I don’t follow sports. But years ago, I read a biography of a famous basketball player and it stuck with me. His approach to the game offers us a useful framework not just for sports, but for leading successful organizations.
John McPhee’s A Sense of Where You Are explores Bill Bradley’s work ethic and how hours and hours of drills gave him a huge advantage on the court, and helped him achieve Hall of Fame status in spite of his “average” physical build when compared to other greats of the game in his time.

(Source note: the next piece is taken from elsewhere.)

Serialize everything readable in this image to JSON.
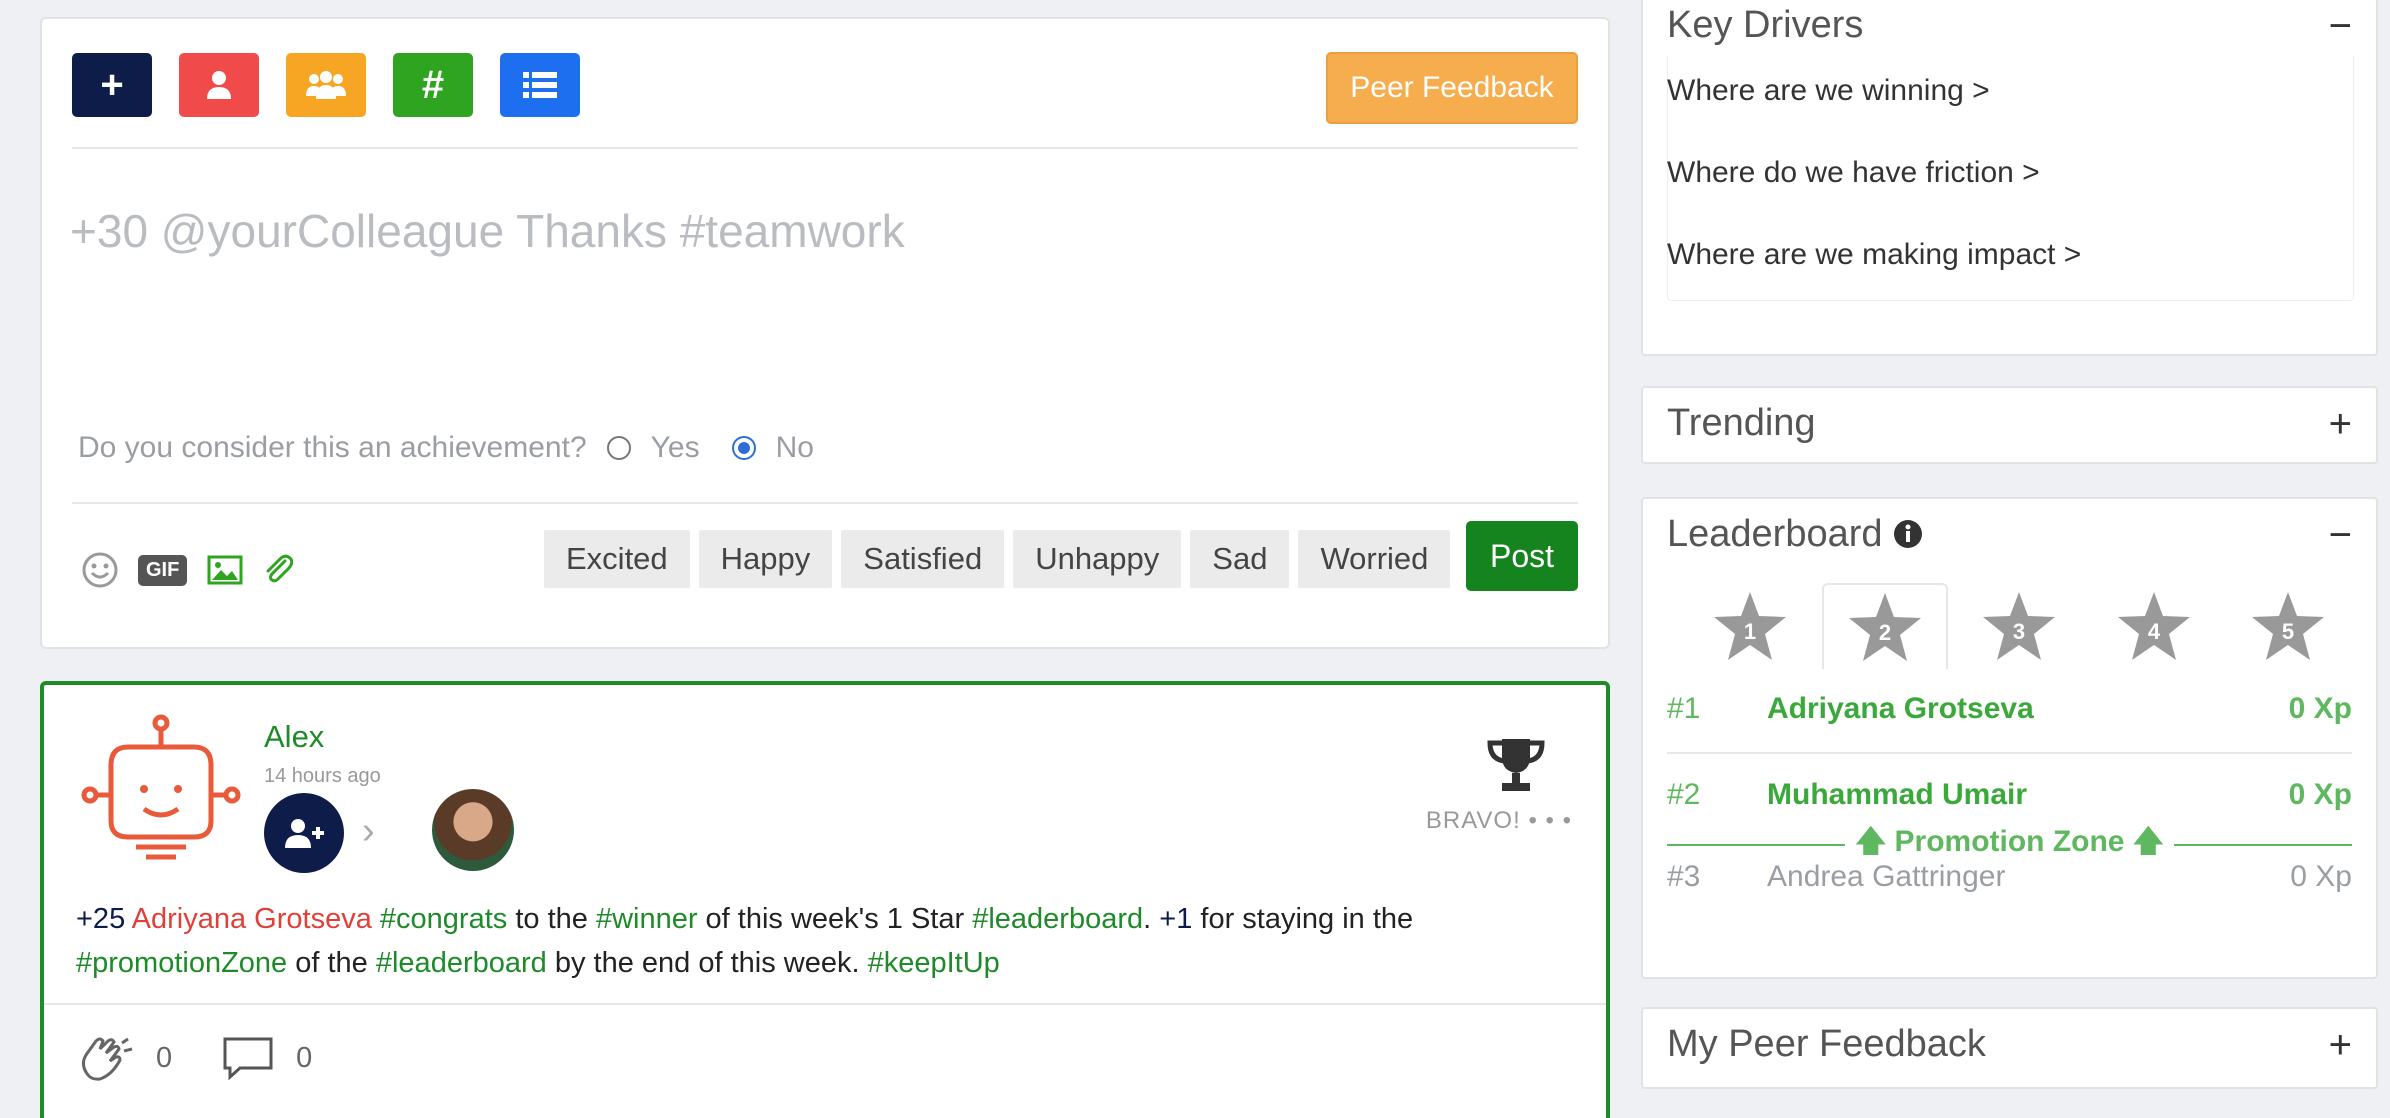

Bradley attributed his ability as a successful shot-maker to this work ethic and developing a “a sense of where you are.”
In business, we recognize the value of a similar approach at dPrism.
In our dBrief blog, we write about the value of taking an outside-in perspective with your company or organization, developing your own “sense of where you are” in terms of the business landscape. We have seen, time and again, instances when a company is surprised by market disruptions; a new entrant or new strategies from an existing competitor. Sometimes that surprise leads to critical action and innovation; but often it comes at a big cost if not anticipated or discovered early.
Here’s a straightforward drill (just like Bradley might have espoused) to help you and your colleagues get a sense of where you are .
Create a map of your enterprise’s market ecosystem
Gather your team. Get a whiteboard. Set a timer. I’ve found that 30 minutes is usually the right amount for this initial burst. You’re not boiling the ocean, you just want to get some initial ideas together – and you want to get your team practicing how to look from the “outside in”. It’s often useful to come back and repeat this exercise after a few days to further refine your initial thinking.
Ask your team, “Who buys the things that we make? Who uses the things that we create and how does it make them successful? Who do we rely on to supply us with the things we need to make and deliver what we provide the market?” To get people thinking, you can ask, “Who do you contact and communicate with each day each day? When we host an event, or analyze our web traffic, who visits us and why?”
As people share their insights, capture them into categories on a sheet of paper where everyone sees them. Personally, I find that a white board or a large sheet of paper on a wall works best. You can also take post-it notes and paste them to wall or table. Don’t forget to put yourselves on the map too. You might find that you “live” and operate in several places in the emerging ecosystem.
When you are about three quarters through your allotted time, shift gears and step back. Look at what you have assembled. Identify any duplicates. Aggregate a few categories that could be combined.
Now ask, “Who is the one group on the wall without whom we will cease to exist? What is the one category of people who fuel the actions of all the other groups?” This may or may not be your customer. Your customer is certainly the person who sends money into your bank account, but, as is often the case with business-to-business media organizations as well as with professional associations, your customer pays you for products and services so that they themselves can get something done. Who is important to your customer?
Mark that crucial category and place it in the middle of your map. Surround it with the other categories. You now have a (draft of) a map of your ecosystem.
At this point, it is often useful to end the conversation. (That timer you had set is likely to go off right about now.) Go back on your own and do some more thinking. Create a new draft of the ecosystem map. Once you’ve cleaned up the map and rearranged the information from the serendipitous order of a productive brainstorming session into a structure that has some logic to it, bring your team back together. Walk them through the map. You’ll quickly figure out if your logic holds, or if you’ve missed some big categories. After a few rounds and several drafts, you and your team will have developed an ecosystem framework that will make it easier to take an outside-in look at your place in the market.
When doing this type of exercise (or drill) with our clients at dPrism, we often see that this is the moment when people are getting onto the same page. A market ecosystem map makes it easier to identify user needs, create personas and place them in relation to each other. We often find that once you look at that map on a screen or on a sheet of paper, you and your team will have ‘a sense of where you are’ and will be better positioned to innovate and adapt. You will be well-placed to see and unlock market opportunities .
Discipline and a consistent work ethic to get a sense of “where you are” not only creates amazing basketball players, but also creates great organizations as well. We’d be glad to show you more about how the drill described above can work for your team, so you can apply critical outside-in thinking to identify opportunities and disruptions impacting your marketplace. #WGSD (We Get Stuff Done)